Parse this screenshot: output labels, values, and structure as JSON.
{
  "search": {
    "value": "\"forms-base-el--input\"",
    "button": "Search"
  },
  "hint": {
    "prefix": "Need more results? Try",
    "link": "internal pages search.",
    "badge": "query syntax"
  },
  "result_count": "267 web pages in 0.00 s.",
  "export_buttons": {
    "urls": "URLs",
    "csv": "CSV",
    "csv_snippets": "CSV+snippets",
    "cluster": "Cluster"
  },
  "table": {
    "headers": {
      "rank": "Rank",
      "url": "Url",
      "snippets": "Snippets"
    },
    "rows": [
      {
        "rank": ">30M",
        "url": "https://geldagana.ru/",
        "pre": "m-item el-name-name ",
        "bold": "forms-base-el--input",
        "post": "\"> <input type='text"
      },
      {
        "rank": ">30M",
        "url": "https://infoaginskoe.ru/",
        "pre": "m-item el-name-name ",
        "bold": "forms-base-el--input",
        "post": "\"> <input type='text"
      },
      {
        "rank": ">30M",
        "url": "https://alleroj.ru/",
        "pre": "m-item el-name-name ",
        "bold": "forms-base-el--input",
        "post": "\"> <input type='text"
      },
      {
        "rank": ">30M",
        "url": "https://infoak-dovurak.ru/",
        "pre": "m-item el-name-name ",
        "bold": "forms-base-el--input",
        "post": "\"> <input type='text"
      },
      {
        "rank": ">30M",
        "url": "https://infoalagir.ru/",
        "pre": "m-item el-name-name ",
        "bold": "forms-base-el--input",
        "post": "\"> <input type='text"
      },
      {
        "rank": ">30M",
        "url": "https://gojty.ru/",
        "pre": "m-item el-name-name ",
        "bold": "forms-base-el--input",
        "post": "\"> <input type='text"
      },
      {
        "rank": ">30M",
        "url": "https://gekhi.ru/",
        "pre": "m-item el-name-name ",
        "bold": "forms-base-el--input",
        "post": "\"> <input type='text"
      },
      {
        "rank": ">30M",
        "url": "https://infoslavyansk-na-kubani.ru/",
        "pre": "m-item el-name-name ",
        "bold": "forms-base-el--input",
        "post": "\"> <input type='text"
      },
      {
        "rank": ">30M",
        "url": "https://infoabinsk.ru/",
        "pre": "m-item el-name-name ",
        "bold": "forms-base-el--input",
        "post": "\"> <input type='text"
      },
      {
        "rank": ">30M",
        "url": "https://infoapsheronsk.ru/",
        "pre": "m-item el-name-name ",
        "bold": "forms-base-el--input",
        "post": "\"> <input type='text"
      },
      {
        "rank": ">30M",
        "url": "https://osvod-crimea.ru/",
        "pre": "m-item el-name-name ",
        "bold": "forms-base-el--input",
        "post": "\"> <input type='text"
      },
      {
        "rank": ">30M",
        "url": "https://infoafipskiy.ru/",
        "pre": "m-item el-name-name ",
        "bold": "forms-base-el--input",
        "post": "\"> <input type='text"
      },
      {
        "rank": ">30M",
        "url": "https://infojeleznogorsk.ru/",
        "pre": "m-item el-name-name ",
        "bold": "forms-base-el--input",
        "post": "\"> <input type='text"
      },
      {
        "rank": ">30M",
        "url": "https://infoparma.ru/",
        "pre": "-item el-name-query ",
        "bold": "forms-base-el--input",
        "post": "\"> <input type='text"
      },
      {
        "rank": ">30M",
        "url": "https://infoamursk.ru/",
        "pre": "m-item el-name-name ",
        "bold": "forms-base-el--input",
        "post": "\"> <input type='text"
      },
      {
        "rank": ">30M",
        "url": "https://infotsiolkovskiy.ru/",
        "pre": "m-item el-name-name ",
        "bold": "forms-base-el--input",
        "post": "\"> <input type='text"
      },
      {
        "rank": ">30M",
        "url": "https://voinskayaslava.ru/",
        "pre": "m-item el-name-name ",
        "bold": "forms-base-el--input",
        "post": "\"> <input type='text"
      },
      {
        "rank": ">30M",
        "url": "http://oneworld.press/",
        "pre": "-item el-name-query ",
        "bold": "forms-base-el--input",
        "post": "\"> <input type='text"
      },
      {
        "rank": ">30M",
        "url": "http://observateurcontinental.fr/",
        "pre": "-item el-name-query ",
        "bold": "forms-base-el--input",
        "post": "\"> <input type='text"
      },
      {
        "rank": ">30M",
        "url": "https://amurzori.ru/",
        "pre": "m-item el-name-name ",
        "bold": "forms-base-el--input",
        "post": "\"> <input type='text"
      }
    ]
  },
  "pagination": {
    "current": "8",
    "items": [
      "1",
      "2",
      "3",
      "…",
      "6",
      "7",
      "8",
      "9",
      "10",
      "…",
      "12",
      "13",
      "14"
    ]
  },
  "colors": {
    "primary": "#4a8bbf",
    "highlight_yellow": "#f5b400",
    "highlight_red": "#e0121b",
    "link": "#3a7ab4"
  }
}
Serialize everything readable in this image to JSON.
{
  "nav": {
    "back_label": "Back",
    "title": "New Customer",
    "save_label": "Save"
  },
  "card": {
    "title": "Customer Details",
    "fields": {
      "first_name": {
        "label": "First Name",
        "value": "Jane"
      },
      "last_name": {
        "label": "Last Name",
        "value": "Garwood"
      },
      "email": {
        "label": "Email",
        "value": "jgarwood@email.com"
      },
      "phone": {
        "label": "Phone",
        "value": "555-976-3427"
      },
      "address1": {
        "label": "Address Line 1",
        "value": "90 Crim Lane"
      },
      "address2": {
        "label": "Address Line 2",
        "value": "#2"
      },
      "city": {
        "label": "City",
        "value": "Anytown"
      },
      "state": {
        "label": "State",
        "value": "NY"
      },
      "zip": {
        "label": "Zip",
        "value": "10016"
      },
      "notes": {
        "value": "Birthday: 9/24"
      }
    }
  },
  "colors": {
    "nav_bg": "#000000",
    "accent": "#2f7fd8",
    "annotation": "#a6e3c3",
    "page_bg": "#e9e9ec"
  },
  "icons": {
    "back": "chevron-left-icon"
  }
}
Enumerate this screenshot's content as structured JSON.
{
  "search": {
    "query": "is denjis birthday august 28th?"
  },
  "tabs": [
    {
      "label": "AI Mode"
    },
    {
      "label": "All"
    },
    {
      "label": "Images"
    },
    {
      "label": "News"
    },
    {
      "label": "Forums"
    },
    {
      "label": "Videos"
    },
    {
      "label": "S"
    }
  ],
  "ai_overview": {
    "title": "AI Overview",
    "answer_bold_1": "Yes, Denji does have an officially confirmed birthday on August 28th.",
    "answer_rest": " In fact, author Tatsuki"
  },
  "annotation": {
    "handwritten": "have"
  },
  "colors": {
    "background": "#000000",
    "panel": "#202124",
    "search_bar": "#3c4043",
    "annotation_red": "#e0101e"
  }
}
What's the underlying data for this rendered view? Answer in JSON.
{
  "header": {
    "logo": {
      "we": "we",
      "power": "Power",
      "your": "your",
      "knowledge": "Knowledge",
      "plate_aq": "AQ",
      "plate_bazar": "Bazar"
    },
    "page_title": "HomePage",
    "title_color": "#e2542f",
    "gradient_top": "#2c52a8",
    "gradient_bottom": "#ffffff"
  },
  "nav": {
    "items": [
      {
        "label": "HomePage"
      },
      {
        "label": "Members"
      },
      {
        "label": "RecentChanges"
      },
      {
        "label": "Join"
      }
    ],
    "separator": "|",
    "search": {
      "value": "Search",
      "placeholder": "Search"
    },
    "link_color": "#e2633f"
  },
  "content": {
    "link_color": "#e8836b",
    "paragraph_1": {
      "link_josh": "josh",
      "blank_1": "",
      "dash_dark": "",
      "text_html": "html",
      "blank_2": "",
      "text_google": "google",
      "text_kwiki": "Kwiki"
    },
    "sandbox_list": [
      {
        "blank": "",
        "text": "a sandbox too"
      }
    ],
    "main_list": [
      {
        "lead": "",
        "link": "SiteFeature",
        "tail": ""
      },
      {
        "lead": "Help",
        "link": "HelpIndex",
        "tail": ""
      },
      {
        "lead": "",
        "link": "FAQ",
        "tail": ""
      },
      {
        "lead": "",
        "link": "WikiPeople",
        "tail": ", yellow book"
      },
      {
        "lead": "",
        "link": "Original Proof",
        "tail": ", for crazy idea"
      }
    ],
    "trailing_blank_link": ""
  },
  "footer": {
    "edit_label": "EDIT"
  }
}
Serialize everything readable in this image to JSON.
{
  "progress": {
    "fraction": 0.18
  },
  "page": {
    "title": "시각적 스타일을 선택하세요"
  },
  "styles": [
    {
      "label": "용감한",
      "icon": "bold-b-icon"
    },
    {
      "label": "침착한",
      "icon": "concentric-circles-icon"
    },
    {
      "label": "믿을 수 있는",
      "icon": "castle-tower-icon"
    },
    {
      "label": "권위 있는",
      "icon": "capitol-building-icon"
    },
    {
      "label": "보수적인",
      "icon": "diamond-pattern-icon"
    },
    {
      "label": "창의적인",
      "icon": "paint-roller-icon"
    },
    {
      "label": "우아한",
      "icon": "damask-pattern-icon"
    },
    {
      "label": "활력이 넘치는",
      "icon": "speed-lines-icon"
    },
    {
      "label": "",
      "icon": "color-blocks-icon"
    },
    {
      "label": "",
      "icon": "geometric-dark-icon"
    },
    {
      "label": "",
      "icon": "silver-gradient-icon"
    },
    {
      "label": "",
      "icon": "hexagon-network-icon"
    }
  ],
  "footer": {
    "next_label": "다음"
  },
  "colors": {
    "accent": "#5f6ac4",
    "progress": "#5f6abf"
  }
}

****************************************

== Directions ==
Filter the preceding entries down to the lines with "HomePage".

== Written solution ==
    "page_title": "HomePage",
        "label": "HomePage"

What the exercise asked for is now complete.